Millets are a cereal crop used for food, fodder and nutrition. They can grow in regions with 400 mm annual rainfall, air temperatures up to 40 Degrees Celsius with minimum inputs and in dry, arid and barren soil – proving to be an excellent alternative to paddy and wheat that are far resource intensive and more popular.
Currently, farmers sell their produce to middlemen that have processing centers atleast 100 km away. They get lesser price for their produce while also having to spend on regular transportation. This discourages to consume their crop as earning that unit price is more crucial.
Water intensive crop like rice which makes up 44% of the country’s cereal production are not suitable for the changing climate. Water stagnation has raised many environmental concerns wrt emissions.
Millet processing units include a grader, destoner, dehuller, polisher (optional) and flour milling machine to pulverise for value added products like flour. This scaled down version of a large capacity machine to suit to more farmer needs can be powered by solar panels, increasing reliability of the system.
1. Millets were being grown in India but were substituted by other commercial varieties, DRE based millet processing units promote the revival of millet cultivation.
2. Farmers can process their own crop with reduced drudgery, and sell it for higher income. Cleaning activities are usually undertaken by women, fostering more gender equality.
3. Farmers can also consume their own produce
4. Reduced transaction costs for farmers as transportation decreases significantly
5. By-products of are used as fodder when processed near the farm, but centralized processing systems usually dump it in landfills
0.4 coal fired plants can be avoided if moved from centralised to decentralised millet processing units. This has a GHG mitigation potential of 2052.92 kgCO2e/unit/year

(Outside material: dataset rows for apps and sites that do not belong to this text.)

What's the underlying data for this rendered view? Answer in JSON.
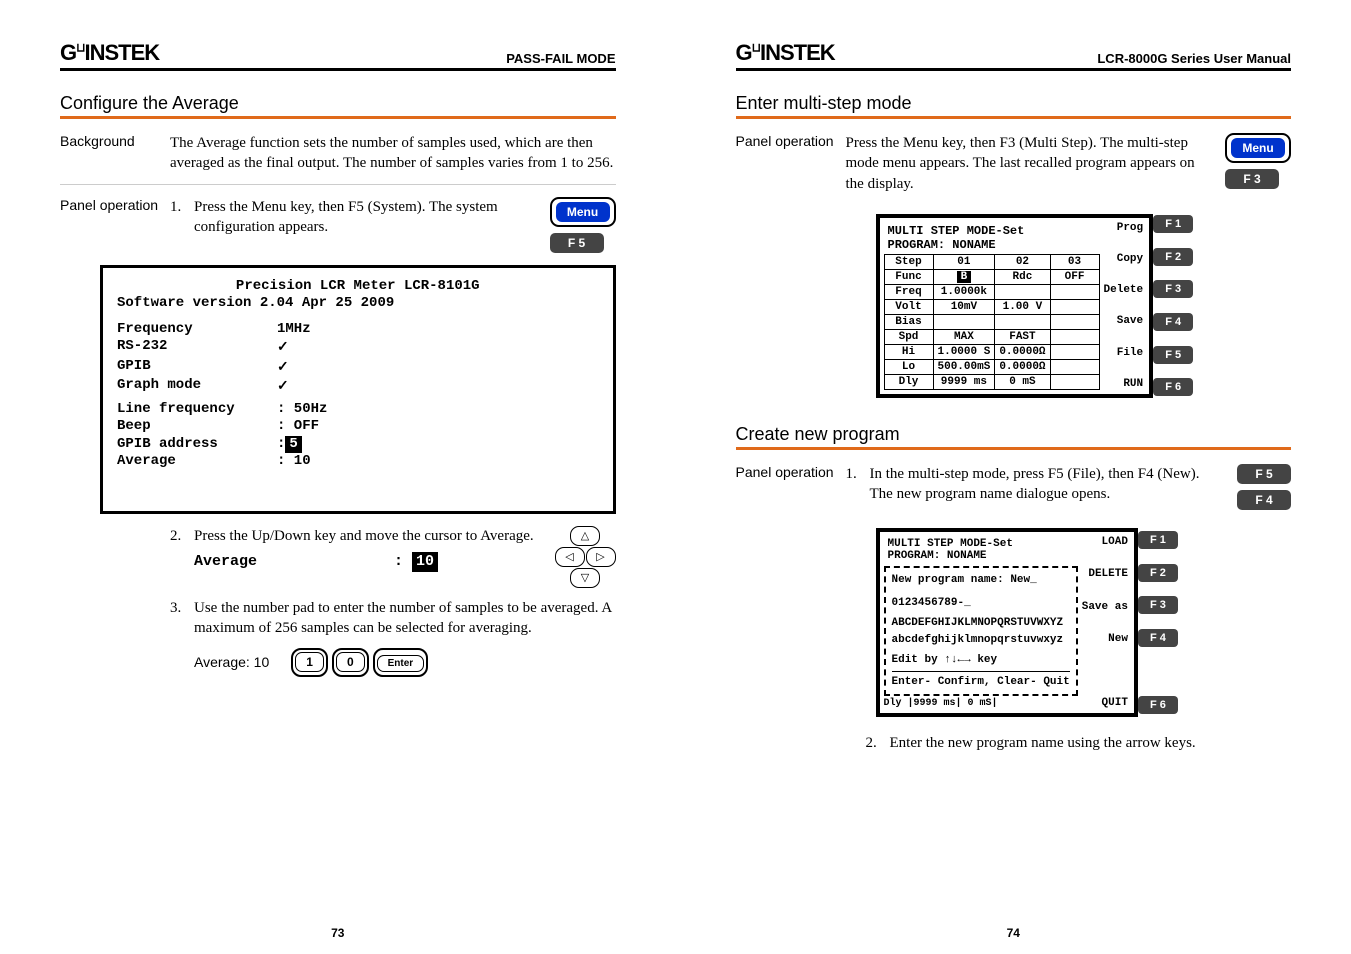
{
  "brand": "GWINSTEK",
  "left": {
    "headerTitle": "PASS-FAIL MODE",
    "section": "Configure the Average",
    "bgLabel": "Background",
    "bgText": "The Average function sets the number of samples used, which are then averaged as the final output. The number of samples varies from 1 to 256.",
    "poLabel": "Panel operation",
    "step1": "Press the Menu key, then F5 (System). The system configuration appears.",
    "menuKey": "Menu",
    "f5": "F 5",
    "screen": {
      "l1": "Precision LCR Meter LCR-8101G",
      "l2": "Software version 2.04 Apr 25 2009",
      "freqL": "Frequency",
      "freqV": "1MHz",
      "rsL": "RS-232",
      "gpibL": "GPIB",
      "gmL": "Graph mode",
      "lfL": "Line frequency",
      "lfV": ": 50Hz",
      "bpL": "Beep",
      "bpV": ": OFF",
      "gaL": "GPIB address",
      "gaV": ":",
      "gaHi": "5",
      "avL": "Average",
      "avV": ": 10"
    },
    "step2": "Press the Up/Down key and move the cursor to Average.",
    "avgLabel": "Average",
    "avgHi": "10",
    "step3": "Use the number pad to enter the number of samples to be averaged. A maximum of 256 samples can be selected for averaging.",
    "exLabel": "Average: 10",
    "k1": "1",
    "k0": "0",
    "kE": "Enter",
    "pageNum": "73"
  },
  "right": {
    "headerTitle": "LCR-8000G Series User Manual",
    "section1": "Enter multi-step mode",
    "poLabel": "Panel operation",
    "step1": "Press the Menu key, then F3 (Multi Step). The multi-step mode menu appears. The last recalled program appears on the display.",
    "menuKey": "Menu",
    "f3": "F 3",
    "ms": {
      "title1": "MULTI STEP MODE-Set",
      "title2": "PROGRAM: NONAME",
      "hdr": [
        "Step",
        "01",
        "02",
        "03"
      ],
      "rows": [
        [
          "Func",
          "B",
          "Rdc",
          "OFF"
        ],
        [
          "Freq",
          "1.0000k",
          "",
          ""
        ],
        [
          "Volt",
          "10mV",
          "1.00 V",
          ""
        ],
        [
          "Bias",
          "",
          "",
          ""
        ],
        [
          "Spd",
          "MAX",
          "FAST",
          ""
        ],
        [
          "Hi",
          "1.0000 S",
          "0.0000Ω",
          ""
        ],
        [
          "Lo",
          "500.00mS",
          "0.0000Ω",
          ""
        ],
        [
          "Dly",
          "9999 ms",
          "0 mS",
          ""
        ]
      ],
      "soft": [
        "Prog",
        "Copy",
        "Delete",
        "Save",
        "File",
        "RUN"
      ],
      "fk": [
        "F 1",
        "F 2",
        "F 3",
        "F 4",
        "F 5",
        "F 6"
      ]
    },
    "section2": "Create new program",
    "step2_1": "In the multi-step mode, press F5 (File), then F4 (New). The new program name dialogue opens.",
    "f5": "F 5",
    "f4": "F 4",
    "dlg": {
      "t1": "MULTI STEP MODE-Set",
      "t2": "PROGRAM: NONAME",
      "np": "New program name: New_",
      "digits": "0123456789-_",
      "upper": "ABCDEFGHIJKLMNOPQRSTUVWXYZ",
      "lower": "abcdefghijklmnopqrstuvwxyz",
      "edit": "Edit by ↑↓←→ key",
      "confirm": "Enter- Confirm, Clear- Quit",
      "bottom": "Dly |9999 ms|  0 mS|",
      "soft": [
        "LOAD",
        "DELETE",
        "Save as",
        "New",
        "",
        "QUIT"
      ],
      "fk": [
        "F 1",
        "F 2",
        "F 3",
        "F 4",
        "",
        "F 6"
      ]
    },
    "step2_2": "Enter the new program name using the arrow keys.",
    "pageNum": "74"
  }
}
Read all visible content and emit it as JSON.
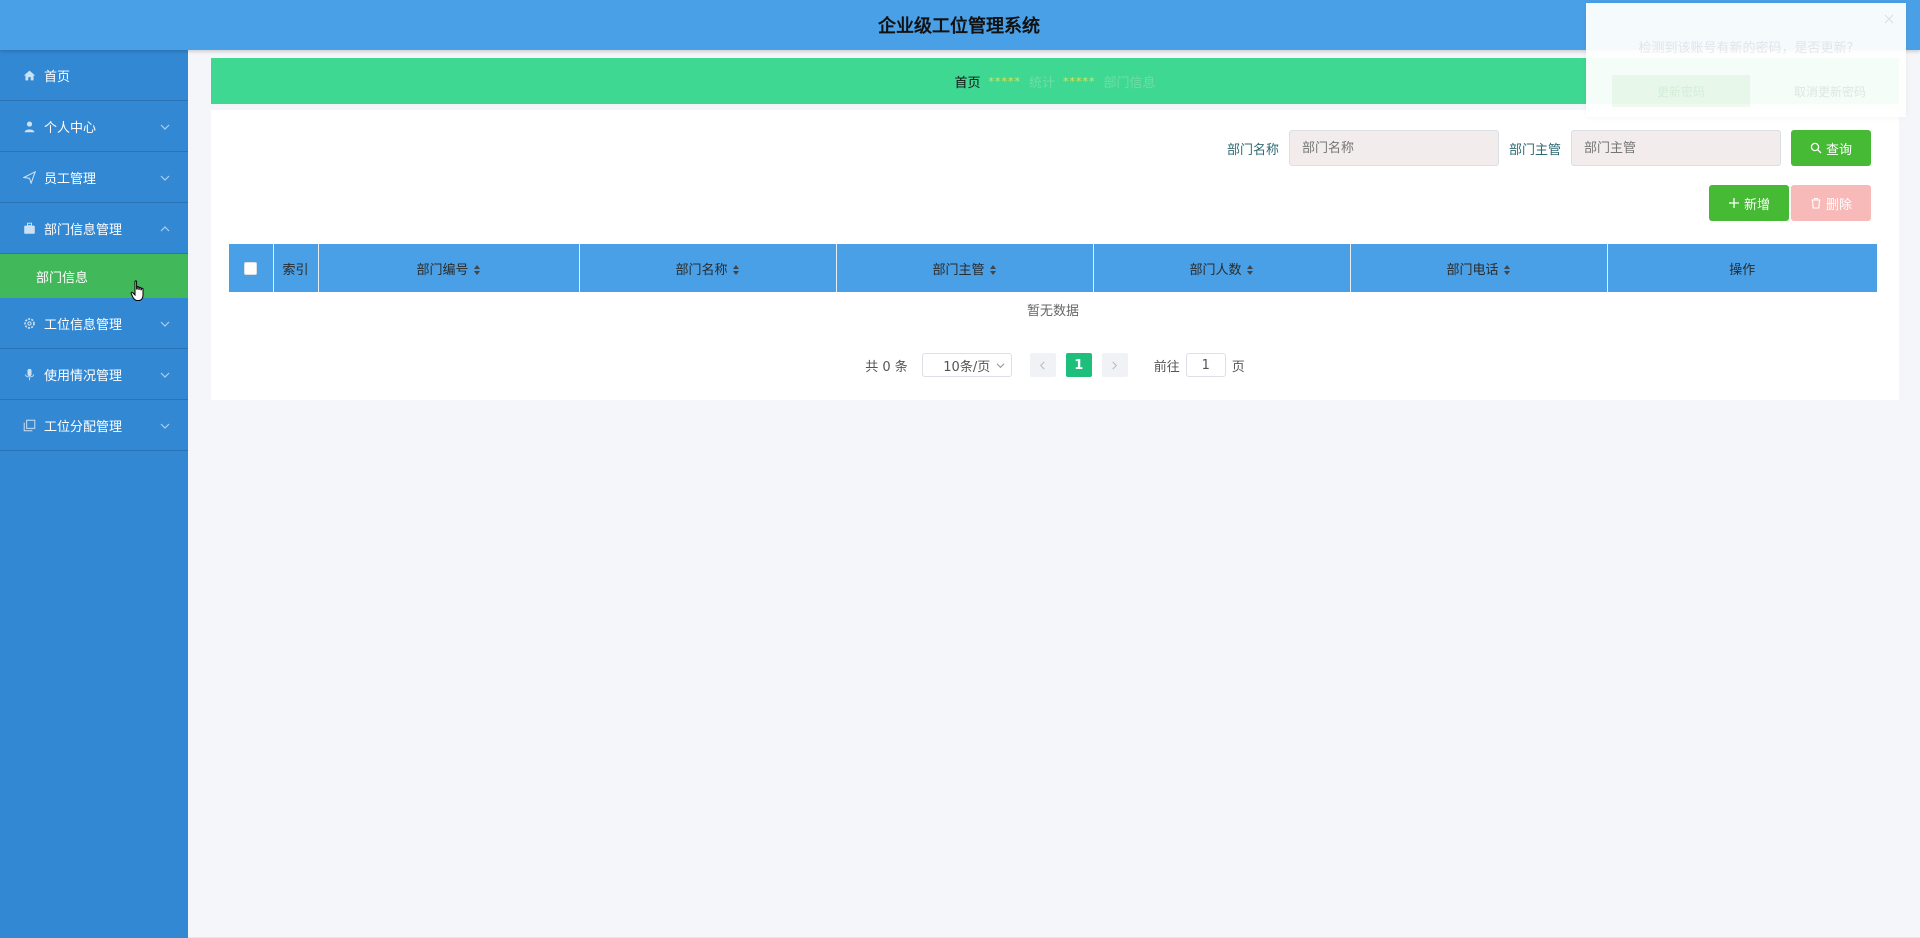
{
  "header": {
    "title": "企业级工位管理系统"
  },
  "sidebar": {
    "items": [
      {
        "label": "首页",
        "icon": "home-icon",
        "expandable": false
      },
      {
        "label": "个人中心",
        "icon": "user-icon",
        "expandable": true
      },
      {
        "label": "员工管理",
        "icon": "send-icon",
        "expandable": true
      },
      {
        "label": "部门信息管理",
        "icon": "briefcase-icon",
        "expandable": true,
        "expanded": true
      },
      {
        "label": "工位信息管理",
        "icon": "gear-icon",
        "expandable": true
      },
      {
        "label": "使用情况管理",
        "icon": "mic-icon",
        "expandable": true
      },
      {
        "label": "工位分配管理",
        "icon": "copy-icon",
        "expandable": true
      }
    ],
    "sub_items": [
      {
        "label": "部门信息",
        "active": true
      }
    ]
  },
  "breadcrumb": {
    "home": "首页",
    "separator": "*****",
    "level2": "统计",
    "level3": "部门信息"
  },
  "search": {
    "dept_name_label": "部门名称",
    "dept_name_placeholder": "部门名称",
    "dept_manager_label": "部门主管",
    "dept_manager_placeholder": "部门主管",
    "query_label": "查询"
  },
  "actions": {
    "add_label": "新增",
    "delete_label": "删除"
  },
  "table": {
    "columns": [
      "索引",
      "部门编号",
      "部门名称",
      "部门主管",
      "部门人数",
      "部门电话",
      "操作"
    ],
    "sortable": [
      false,
      true,
      true,
      true,
      true,
      true,
      false
    ],
    "empty_text": "暂无数据"
  },
  "pagination": {
    "total_text": "共 0 条",
    "page_size": "10条/页",
    "current_page": "1",
    "goto_prefix": "前往",
    "goto_value": "1",
    "goto_suffix": "页"
  },
  "notification": {
    "message": "检测到该账号有新的密码，是否更新?",
    "confirm_label": "更新密码",
    "cancel_label": "取消更新密码"
  },
  "colors": {
    "header": "#4aa0e6",
    "sidebar": "#3388d4",
    "active": "#41b85a",
    "breadcrumb": "#3fd892",
    "pager_active": "#1dbf7a"
  }
}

As intensity and frequency of droughts increase, rainfed crops like millets are a boon to farmers in resource-starved areas to ensure produce – for subsistence and earning livelihoods. They are low-input needing less pesticides and weedicides – maintaining soil integrity. Millets also decrease soil erosion, add to agricultural diversity.